> **Work required**
How many lines in the data below include the word "with"? State the number alone.

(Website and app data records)

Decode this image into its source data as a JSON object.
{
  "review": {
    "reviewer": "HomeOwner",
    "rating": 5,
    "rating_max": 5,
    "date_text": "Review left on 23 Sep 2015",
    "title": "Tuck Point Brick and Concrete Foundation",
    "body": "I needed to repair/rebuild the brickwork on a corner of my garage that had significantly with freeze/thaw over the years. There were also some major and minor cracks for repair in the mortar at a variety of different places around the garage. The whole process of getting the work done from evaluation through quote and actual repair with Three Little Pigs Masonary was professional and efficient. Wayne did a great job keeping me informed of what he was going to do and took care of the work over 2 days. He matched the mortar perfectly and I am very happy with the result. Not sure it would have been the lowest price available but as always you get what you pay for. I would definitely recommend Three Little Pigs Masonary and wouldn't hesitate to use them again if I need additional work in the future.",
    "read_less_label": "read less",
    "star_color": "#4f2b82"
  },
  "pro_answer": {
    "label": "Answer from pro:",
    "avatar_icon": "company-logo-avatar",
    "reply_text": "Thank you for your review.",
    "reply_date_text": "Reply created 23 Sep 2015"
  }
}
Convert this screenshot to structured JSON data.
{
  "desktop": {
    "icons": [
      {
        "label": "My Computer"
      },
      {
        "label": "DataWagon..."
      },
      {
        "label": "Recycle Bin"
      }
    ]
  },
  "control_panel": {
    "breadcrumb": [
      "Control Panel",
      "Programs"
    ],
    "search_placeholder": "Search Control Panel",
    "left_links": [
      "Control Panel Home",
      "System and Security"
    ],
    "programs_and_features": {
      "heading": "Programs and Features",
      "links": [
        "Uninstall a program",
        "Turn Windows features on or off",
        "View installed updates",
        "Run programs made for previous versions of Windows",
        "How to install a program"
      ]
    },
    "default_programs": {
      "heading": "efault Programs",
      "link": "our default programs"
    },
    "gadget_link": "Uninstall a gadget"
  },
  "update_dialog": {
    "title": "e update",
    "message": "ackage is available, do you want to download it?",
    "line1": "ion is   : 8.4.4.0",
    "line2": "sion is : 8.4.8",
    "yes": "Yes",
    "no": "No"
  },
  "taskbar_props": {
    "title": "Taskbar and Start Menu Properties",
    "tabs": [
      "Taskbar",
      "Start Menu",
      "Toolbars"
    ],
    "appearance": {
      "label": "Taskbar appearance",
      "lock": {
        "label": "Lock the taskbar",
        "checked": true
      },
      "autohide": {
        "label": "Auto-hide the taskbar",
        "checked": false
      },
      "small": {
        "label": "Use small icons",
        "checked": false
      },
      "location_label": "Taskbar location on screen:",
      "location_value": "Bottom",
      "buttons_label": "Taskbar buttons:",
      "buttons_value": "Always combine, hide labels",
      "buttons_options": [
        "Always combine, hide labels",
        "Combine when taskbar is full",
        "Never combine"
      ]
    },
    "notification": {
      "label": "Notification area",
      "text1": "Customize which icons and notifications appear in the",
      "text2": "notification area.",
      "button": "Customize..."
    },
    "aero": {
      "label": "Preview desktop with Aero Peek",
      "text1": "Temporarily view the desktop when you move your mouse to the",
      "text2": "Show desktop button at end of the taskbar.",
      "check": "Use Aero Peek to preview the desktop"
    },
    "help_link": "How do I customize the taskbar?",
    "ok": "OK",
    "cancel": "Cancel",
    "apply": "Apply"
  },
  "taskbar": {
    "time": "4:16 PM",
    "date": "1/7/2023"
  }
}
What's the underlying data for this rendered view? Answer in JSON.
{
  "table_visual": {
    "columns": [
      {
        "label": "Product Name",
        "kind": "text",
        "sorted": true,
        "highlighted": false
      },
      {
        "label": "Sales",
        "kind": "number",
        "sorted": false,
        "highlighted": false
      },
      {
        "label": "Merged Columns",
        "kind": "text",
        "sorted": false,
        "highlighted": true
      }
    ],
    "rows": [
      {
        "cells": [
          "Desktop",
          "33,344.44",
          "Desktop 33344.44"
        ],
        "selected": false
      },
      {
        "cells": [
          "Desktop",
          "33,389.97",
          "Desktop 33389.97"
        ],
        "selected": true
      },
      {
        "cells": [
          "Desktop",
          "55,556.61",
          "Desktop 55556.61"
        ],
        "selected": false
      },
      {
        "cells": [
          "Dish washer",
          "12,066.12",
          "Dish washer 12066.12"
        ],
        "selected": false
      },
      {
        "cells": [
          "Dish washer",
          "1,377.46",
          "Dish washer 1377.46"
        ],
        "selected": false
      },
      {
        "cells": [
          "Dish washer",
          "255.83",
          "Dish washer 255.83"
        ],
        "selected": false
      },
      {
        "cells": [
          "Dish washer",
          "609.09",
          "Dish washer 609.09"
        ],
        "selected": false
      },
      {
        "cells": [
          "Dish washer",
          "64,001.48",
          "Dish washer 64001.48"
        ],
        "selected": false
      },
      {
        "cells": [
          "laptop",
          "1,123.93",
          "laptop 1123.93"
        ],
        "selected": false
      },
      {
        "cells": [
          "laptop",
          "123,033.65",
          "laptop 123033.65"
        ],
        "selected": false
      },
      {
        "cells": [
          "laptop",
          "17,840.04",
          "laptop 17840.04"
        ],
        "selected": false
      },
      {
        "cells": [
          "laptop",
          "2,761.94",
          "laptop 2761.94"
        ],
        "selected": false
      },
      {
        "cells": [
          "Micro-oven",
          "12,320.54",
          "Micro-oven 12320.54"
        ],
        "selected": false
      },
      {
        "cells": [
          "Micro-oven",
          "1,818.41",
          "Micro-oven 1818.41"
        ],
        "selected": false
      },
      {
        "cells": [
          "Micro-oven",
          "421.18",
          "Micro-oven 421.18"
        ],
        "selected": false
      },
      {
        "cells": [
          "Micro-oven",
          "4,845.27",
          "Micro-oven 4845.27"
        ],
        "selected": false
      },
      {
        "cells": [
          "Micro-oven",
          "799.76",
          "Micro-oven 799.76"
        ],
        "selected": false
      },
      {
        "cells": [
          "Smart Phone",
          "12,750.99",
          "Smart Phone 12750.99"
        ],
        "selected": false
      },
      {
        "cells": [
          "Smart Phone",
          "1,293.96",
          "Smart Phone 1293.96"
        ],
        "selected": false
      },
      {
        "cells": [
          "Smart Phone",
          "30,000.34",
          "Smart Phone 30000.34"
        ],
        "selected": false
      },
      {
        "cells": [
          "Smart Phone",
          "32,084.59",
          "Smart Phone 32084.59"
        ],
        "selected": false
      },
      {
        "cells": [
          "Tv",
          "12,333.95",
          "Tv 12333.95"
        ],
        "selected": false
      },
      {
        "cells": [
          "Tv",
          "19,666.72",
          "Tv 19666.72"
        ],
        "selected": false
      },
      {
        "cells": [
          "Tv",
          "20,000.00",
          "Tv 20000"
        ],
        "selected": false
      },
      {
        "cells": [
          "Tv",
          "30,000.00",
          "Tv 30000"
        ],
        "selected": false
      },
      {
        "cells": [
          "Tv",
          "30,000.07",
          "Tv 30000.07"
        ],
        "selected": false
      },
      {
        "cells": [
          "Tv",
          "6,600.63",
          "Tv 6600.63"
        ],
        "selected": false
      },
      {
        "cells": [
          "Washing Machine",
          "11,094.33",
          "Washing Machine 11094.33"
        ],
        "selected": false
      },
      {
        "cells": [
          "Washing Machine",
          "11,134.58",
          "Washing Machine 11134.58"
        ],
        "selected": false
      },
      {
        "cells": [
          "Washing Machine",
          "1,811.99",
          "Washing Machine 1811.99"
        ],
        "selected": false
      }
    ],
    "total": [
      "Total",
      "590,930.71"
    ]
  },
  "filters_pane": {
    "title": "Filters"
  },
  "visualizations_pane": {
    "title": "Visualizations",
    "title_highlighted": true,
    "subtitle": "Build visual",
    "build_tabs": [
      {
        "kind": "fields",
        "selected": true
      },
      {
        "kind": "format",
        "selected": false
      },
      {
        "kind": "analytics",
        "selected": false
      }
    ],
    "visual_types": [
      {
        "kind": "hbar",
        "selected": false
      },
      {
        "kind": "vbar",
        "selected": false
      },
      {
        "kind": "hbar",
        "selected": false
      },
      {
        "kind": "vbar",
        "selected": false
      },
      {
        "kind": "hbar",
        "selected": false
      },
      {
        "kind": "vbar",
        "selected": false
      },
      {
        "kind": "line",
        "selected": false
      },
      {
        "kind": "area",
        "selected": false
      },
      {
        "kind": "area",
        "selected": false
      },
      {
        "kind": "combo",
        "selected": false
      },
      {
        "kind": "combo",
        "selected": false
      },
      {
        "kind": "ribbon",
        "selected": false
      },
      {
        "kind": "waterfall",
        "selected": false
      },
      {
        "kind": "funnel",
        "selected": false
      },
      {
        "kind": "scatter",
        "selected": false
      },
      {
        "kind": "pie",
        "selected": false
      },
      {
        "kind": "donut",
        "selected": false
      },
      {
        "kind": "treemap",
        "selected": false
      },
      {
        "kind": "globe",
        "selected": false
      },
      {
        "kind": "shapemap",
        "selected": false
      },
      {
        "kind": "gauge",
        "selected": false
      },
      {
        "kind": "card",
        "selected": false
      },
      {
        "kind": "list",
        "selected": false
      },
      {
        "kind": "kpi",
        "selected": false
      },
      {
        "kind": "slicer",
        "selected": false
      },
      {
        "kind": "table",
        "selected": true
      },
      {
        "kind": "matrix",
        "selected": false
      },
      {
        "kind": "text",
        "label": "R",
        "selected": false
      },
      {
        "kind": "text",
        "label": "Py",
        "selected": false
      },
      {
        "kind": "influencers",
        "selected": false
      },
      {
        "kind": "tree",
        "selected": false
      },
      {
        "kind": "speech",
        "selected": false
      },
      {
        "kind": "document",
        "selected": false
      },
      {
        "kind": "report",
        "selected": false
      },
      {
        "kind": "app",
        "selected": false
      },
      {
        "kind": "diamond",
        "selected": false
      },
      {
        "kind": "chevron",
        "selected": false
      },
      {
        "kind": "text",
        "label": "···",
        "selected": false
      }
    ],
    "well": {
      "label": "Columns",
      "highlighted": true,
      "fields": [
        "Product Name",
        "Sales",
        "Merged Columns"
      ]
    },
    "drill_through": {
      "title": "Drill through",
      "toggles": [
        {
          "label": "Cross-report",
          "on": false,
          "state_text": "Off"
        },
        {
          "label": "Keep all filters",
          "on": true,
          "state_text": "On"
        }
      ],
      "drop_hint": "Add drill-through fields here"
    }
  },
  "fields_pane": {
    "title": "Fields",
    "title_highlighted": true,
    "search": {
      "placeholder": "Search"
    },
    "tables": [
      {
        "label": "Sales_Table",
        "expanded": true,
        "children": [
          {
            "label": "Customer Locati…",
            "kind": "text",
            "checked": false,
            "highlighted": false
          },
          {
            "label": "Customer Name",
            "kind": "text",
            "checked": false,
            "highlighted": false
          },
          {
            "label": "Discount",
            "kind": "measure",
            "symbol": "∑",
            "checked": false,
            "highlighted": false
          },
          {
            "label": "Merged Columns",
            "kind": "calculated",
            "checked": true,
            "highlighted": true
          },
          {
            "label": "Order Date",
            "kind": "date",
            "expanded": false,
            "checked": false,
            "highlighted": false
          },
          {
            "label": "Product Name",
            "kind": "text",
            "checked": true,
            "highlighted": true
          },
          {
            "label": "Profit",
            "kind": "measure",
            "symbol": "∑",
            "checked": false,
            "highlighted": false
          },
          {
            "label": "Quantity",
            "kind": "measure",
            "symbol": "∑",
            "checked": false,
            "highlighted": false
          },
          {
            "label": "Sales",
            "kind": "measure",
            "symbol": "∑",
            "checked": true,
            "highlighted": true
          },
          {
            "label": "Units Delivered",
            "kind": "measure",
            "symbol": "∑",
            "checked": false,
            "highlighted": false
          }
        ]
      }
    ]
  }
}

> **Solution to this exercise**
2